Yeah I'm not convinced... I don't see anything in the video that appears to be anything other than the normal functionality of the RemoteLink app by an authorized user. All of the functions listed (remote start, vehicle location, etc) are all normal functions of the app. Under normal use, the app will ask for a PIN for any command with security repercussions, and further commands in the same session will not require a PIN. I'd be very interested to know whether this "hack" is somehow capturing that PIN, or whether this is nothing more than a replay attack. Could be nothing more than copying the current login session from one phone to another...
Also, the remote-start thing is way overhyped. Remote starting a Chevy Volt does nothing more than turn on the A/C. You can't actually start the car and drive away without pressing the Power button, at which point the vehicle will look for and interrogate a valid key fob.
The biggest question I have so far is how he's managing to intercept the data stream between the RemoteLink app and GM. Presumably it communicates via HTTP (though one would hope HTTPS) I doubt that little box is intercepting 3G/4G cellular data, so I suspect that this is only possible via an insecure WiFi connection.
I agree, the video doesn't really prove anything. It simply looks like he's using the app normally. I could make an identical video with my own Volt. I assume he's actually doing what he claims, but the lack of detail in the video means it isn't actually proof of anything.
The SIM800L seen in his device is a quad-band GSM module. He also has a Raspberry Pi and a RTL8187L wireless NIC in there. It seems like it's a MITM attack between the app and OnStar's servers, but the GSM module makes me think he might be generating cellular packets to send directly to the target vehicle. The app doesn't even automatically refresh the displayed vehicle status info just by opening the app, so it doesn't seem like simply opening the app would trigger an OnStar-to-vehicle cellular connection that he could take advantage of.
I suppose it could be for intercepting the app's traffic over a cellular connection, but it seems like breaking into that data stream would be more complex than hijacking a Wi-Fi connection (though I admittedly don't know too much about data over cellular connections). It looks like all of the iPhones that are in use are on VZW cellular connections (the screenshot of the map is on Wi-Fi).
Maybe it's just to give the OwnStar cellular connection ability to report the target vehicle info to him from anywhere? That seems a bit excessive for a PoC for local testing, but I guess if he's taking it to DefCon, he would want it to work there.

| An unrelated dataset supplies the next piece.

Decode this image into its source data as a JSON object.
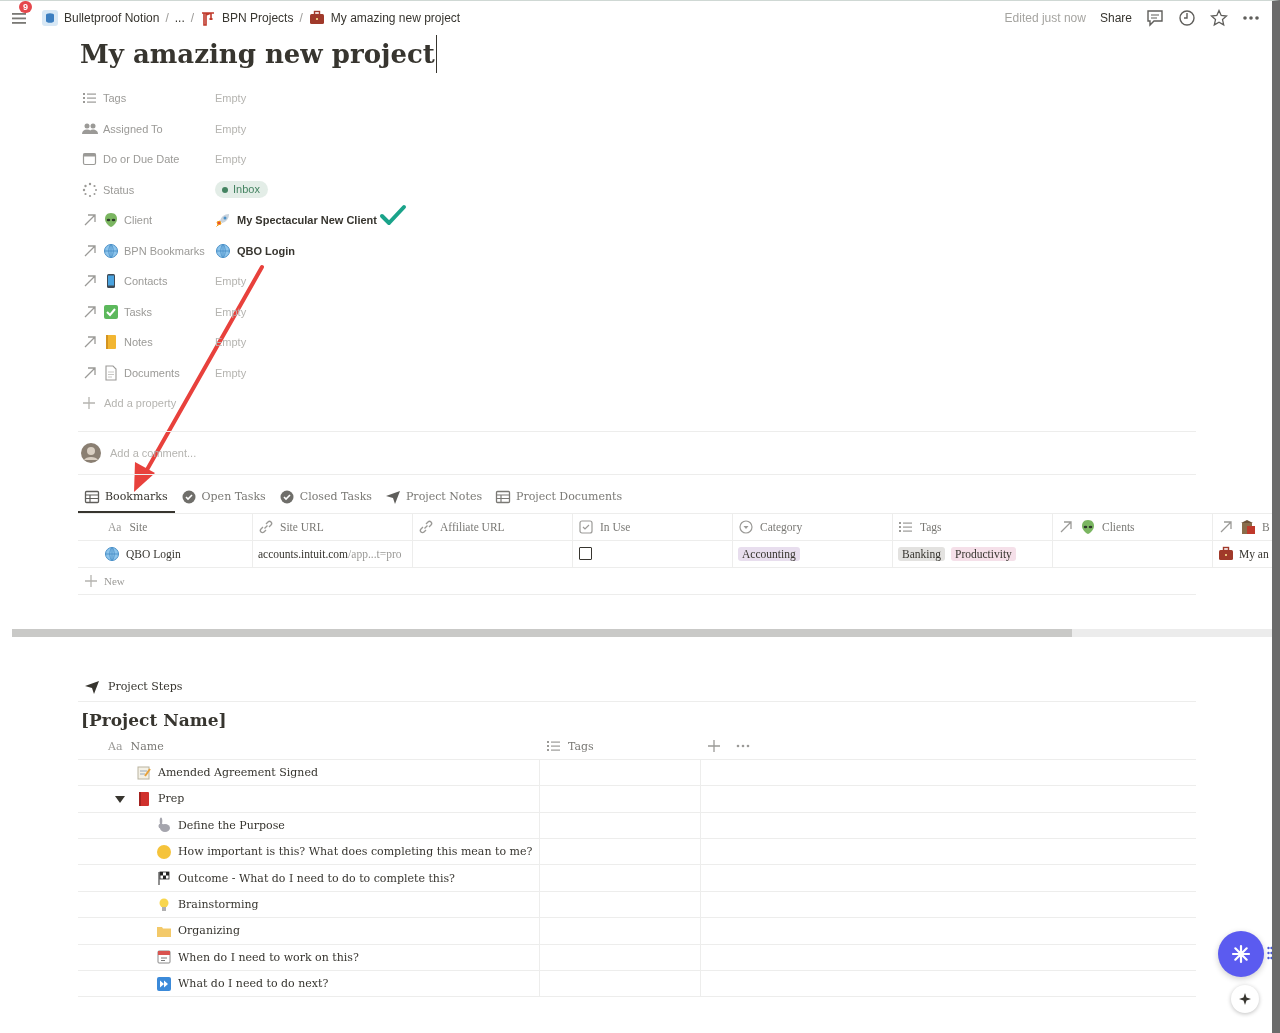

If he is doing something with a direct cellular connection, it's somewhat mitigated by the fact that '14 and older models use VZW CDMA for OnStar service, while '15 and newer models have switched to AT&T. I'm sure it wouldn't be too hard to use a different cellular radio in the OwnStar, but it does make the target vehicles somewhat heterogeneous.